▶ **What needs to be done**
This task calls for copying every line of the records that includes the word "Confirmed".

▶ **Data under study**
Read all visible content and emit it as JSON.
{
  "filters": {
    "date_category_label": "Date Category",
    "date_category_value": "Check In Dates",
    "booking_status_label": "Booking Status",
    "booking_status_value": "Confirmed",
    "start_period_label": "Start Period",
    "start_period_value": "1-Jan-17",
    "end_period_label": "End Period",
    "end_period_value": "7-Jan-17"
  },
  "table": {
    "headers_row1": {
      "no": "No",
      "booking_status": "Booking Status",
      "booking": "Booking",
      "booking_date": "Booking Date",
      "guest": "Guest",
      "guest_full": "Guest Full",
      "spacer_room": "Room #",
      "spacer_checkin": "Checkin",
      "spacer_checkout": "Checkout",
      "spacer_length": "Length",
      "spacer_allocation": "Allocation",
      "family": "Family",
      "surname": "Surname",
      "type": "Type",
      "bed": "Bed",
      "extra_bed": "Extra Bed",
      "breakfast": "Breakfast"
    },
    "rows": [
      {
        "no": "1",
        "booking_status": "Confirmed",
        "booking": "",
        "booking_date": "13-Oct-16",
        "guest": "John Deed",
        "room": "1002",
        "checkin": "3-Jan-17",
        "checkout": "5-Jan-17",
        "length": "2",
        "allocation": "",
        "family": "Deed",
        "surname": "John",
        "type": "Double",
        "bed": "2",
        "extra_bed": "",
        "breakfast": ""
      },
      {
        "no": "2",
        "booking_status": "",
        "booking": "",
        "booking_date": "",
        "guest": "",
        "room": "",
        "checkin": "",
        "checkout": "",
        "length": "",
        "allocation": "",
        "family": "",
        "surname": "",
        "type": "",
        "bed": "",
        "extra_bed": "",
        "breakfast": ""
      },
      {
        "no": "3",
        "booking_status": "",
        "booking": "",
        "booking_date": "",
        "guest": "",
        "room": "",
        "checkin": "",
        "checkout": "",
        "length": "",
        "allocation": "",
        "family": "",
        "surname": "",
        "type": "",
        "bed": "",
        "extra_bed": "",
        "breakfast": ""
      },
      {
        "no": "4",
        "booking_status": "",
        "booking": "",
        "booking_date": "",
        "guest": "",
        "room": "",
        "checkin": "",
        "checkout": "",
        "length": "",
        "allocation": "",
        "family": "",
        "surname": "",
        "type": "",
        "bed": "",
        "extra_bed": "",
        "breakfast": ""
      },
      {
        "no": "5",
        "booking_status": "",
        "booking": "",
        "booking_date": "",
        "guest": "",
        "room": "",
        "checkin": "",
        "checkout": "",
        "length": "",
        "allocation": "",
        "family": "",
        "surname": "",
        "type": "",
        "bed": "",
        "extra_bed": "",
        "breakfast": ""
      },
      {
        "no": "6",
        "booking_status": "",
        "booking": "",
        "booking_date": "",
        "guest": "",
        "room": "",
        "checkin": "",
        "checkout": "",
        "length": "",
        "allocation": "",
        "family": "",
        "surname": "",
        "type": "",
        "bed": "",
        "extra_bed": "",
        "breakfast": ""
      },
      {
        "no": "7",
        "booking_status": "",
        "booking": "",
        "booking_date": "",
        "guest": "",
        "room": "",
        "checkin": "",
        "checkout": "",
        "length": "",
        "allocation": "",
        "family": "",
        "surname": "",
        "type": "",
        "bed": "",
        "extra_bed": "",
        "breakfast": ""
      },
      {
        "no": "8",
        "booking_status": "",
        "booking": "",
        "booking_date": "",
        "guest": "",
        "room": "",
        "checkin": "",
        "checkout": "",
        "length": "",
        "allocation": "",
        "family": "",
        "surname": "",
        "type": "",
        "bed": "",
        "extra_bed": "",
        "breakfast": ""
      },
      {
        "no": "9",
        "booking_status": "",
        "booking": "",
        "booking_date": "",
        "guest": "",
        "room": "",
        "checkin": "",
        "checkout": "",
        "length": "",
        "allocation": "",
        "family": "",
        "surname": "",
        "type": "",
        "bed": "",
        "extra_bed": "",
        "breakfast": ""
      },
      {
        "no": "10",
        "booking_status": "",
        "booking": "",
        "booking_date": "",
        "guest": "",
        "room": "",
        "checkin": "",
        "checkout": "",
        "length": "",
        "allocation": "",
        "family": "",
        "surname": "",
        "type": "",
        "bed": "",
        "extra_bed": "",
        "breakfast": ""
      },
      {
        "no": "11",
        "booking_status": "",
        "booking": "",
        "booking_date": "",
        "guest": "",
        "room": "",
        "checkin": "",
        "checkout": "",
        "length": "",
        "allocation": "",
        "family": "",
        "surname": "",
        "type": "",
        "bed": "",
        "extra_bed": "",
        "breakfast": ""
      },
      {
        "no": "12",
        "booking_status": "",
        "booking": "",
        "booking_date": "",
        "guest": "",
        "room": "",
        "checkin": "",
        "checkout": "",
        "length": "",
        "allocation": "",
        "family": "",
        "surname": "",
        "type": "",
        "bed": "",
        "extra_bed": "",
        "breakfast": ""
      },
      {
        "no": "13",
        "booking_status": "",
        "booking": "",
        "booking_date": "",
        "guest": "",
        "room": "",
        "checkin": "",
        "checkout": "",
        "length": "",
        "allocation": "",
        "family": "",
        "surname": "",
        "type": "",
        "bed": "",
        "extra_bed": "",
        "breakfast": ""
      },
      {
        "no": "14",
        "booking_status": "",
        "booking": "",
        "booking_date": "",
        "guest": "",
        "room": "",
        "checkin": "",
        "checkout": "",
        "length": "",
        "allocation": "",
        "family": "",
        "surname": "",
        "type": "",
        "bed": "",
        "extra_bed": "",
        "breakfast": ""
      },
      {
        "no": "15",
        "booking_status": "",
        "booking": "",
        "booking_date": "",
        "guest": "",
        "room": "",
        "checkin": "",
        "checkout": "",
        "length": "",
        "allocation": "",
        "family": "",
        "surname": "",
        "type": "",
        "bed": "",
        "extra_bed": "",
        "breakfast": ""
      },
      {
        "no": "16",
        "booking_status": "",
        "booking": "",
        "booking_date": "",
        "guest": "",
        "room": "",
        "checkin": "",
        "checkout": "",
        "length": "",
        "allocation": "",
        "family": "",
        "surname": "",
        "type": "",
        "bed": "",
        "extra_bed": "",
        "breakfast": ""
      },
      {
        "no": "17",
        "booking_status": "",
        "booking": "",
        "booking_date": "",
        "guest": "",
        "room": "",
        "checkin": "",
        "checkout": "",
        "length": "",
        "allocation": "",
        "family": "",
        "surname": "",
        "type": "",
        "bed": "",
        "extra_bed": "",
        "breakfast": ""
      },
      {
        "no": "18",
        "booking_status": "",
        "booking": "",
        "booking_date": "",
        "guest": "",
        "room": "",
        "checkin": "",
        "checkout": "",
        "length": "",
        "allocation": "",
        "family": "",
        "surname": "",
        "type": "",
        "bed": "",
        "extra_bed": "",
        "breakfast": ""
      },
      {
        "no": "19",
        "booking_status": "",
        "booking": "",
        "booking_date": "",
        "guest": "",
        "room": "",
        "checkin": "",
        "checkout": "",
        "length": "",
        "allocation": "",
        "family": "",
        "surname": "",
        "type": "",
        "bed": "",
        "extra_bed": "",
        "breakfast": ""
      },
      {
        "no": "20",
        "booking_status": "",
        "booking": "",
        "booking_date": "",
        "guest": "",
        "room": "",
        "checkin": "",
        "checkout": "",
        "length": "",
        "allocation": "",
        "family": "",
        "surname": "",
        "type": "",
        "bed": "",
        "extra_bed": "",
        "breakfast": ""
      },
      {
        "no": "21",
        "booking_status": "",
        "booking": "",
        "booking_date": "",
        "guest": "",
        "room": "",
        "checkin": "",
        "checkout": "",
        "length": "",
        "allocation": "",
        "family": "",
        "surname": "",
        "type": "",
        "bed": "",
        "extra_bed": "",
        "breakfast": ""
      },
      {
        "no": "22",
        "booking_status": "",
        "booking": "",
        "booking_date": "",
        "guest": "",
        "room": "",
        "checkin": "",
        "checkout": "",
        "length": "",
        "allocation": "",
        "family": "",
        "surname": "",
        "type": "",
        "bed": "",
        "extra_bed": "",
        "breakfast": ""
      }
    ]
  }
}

▶ **Task output**
    "booking_status_value": "Confirmed",
        "booking_status": "Confirmed",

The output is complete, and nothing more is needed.